    When I first read about it, it sure sounded like “I” was the target audience…after a while you kind of run a risky business if you are looking for non-jaded-happy-go-lucky-theme-park-loving-age 16-22-slightly-overweight-with-pink-poke-dot-underwear-on-days-when-it-rains audience…eventually there won’t be anyone in that specific category. It may target the same audience as so many games before it have done…the problem is…that audience is pretty small or the audience has a short attention span because these games get hyped up and after 1-2 months they are a ghost town…alternatively…maybe the design is just not sustainable and may not favor a long term time investment…

  • I read it again, I’m not sure what you think I missed. I agree that it was a good one, so was this one, you guys do good work 🙂

  • Fabint,

    Yes, Planetside was almost as enjoyable as DAoC for me- but Planetside 2 didn’t do it for me at all, unfortunately. I don’t know if I have just gotten old or what. I’ve backed CU with the hopes there will be something there for me, but I am not seriously following it at this point. I didn’t purchase an advanced tier and I’m happy to wait and see what they come up with.

  • accessibility of small team one off matches is why LOL can keep running forever. Giant campaigns are too cumbersome. You cant just paint LOL onto MMO scale then shove on a nostalgic crafting and economics systems and expect things to work.

    I wonder when we can stop remaking the damn wheel also.

  • The primary reason DAoC RvR worked was because you didn’t have a choice; the level grind, then the item grind, and then the RR grind was so huge that for all but the super-grinders, starting another character on a different side was a non-starter. That wouldn’t work today because people on average quit a game faster if they don’t like something, rather than stick with it. A lot of RvR stuff ‘worked’ because people stuck with it, not because it was flawlessly designed. DAoC released today would fall on its face.

    As for Crowfall, we’ll see if it feels like playing battlegrounds; I suspect it won’t. I suspect it will feel more like zoning into a RvR area, but with more focus and a better-set win condition, while also providing far more variety long-term (different win conditions, endless ‘maps’, more rivalries). The PvE stuff that DoAC had will be minimized (because that amount and length of PvE content isn’t needed in a PvP-focused MMO anymore) and refined down into the good bits in the home kingdoms stuff (mostly crafting/trading/social).

    What surprises me most here Keen is that for someone who liked DAoC so much, you aren’t on board more with Crowfall. Once both are released, I wouldn’t be surprised if Crowfall is more DAoC than CU.

  • Neither Crowfall nor Camelot Unchained are really DAOC-like. DAOC’s PvE played an overwhelming role in RvR — it was the flame lit under people’s butt’s for at least the first two years of the game.
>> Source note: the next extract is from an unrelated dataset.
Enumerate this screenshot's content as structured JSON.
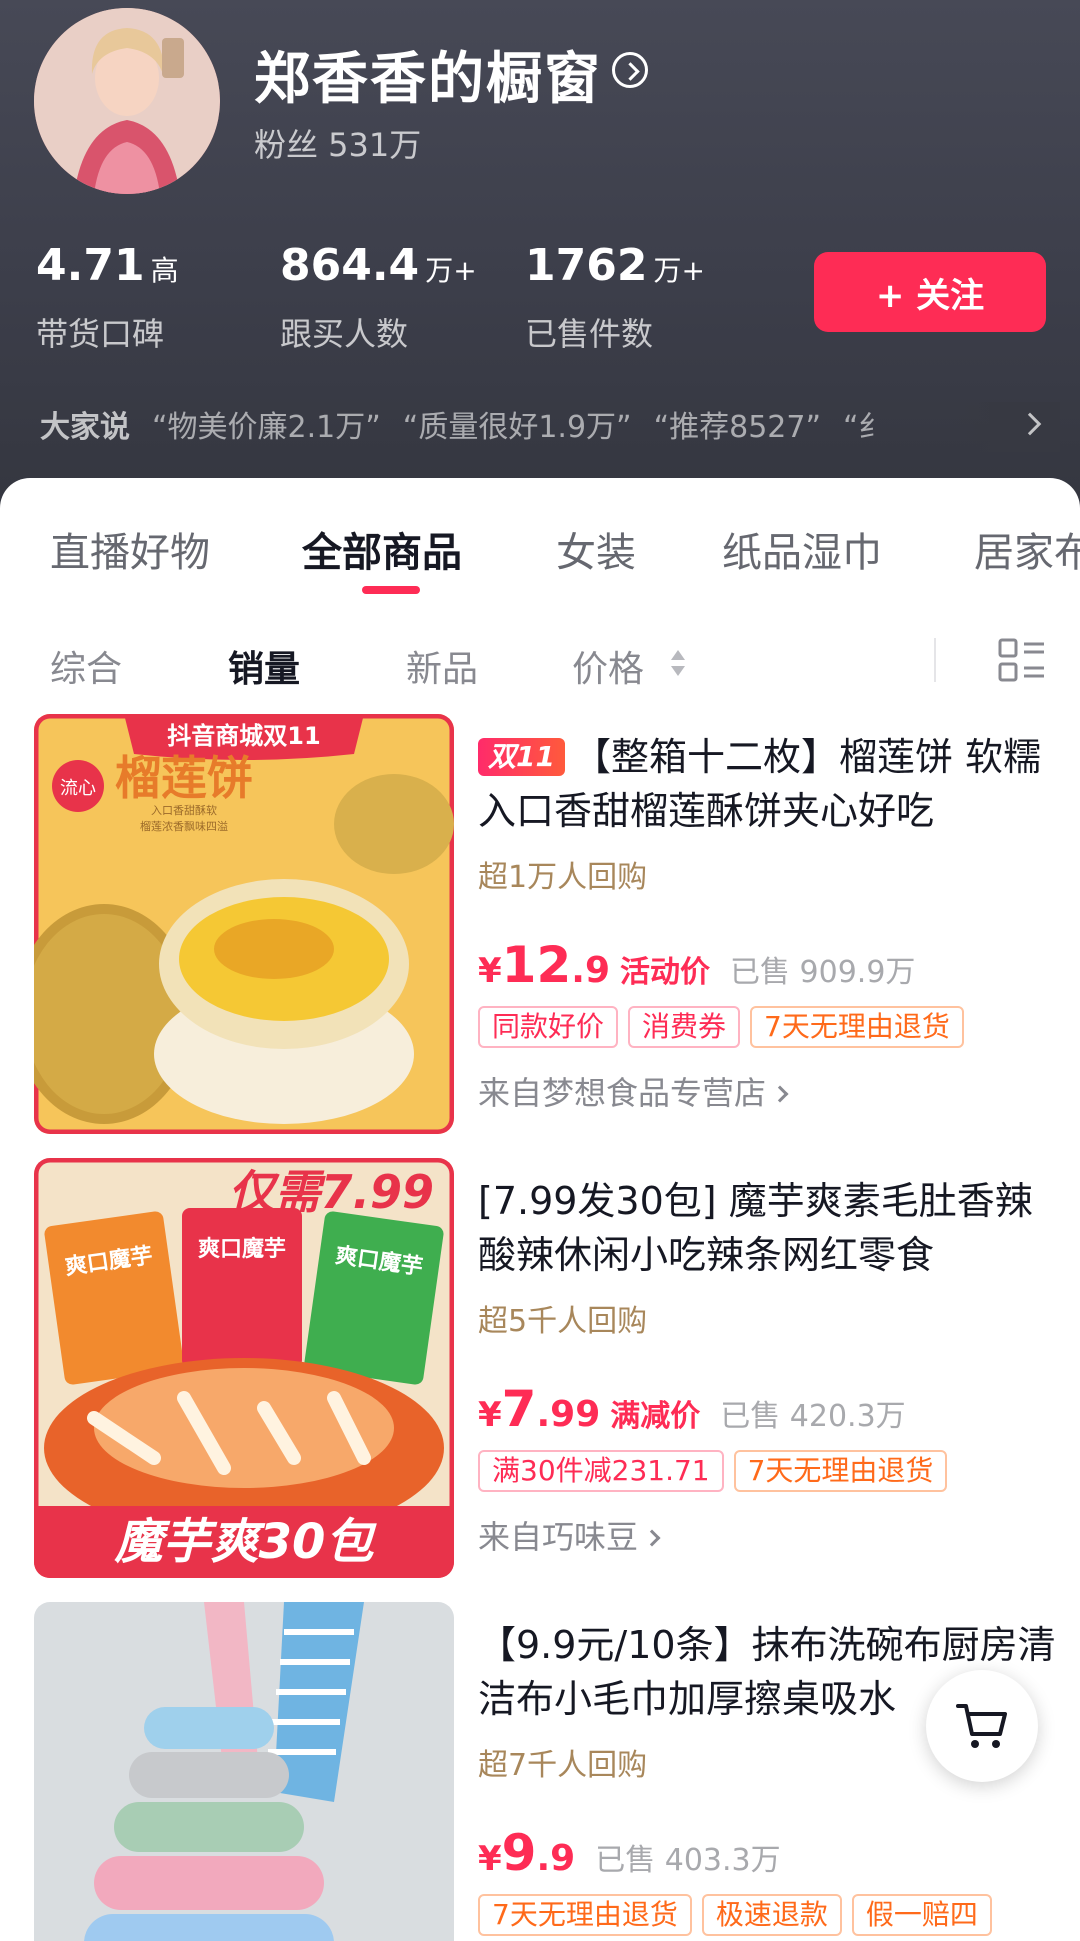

I disagree that the PvE side isn’t needed in a PvP game. I think it’s crucial, and a huge part of why most “PVP games” fall flat these days.

    I’m struggling to get past the arcade-like resetting of Crowfall and the ‘win conditions’. I have a feeling — and these are usually correct — that Crowfall’s almost themepark-esque depth will lead to it being a 3 monther. I’ll reserve final judgment until I play the game, but that’s where I’m leaning right now.

  • Eh, DAoC PvE was something most people pushed through to be able to RvR at an acceptable level. The content itself, even for that time, was on average horrible outside of Darkness Falls (which was fun mostly because of the PvP, not the PvE). Even at the time AC-DT had better PvE because at least you also had open-world PvP to contend with, including in the dungeons. What was fun about mindlessly aoe-grinding camps in DAoC, which is what most did to gain levels as it was by far the most efficient method. I mean, there is a very good reason they let you boost characters up once you had one to 50; DAoC had a PvE grind because that was the default design back then, not because it was a critical or substantial part of the actual game. You don’t have people talking fondly about the wonderful memories they had of DAoC PvE, now do you?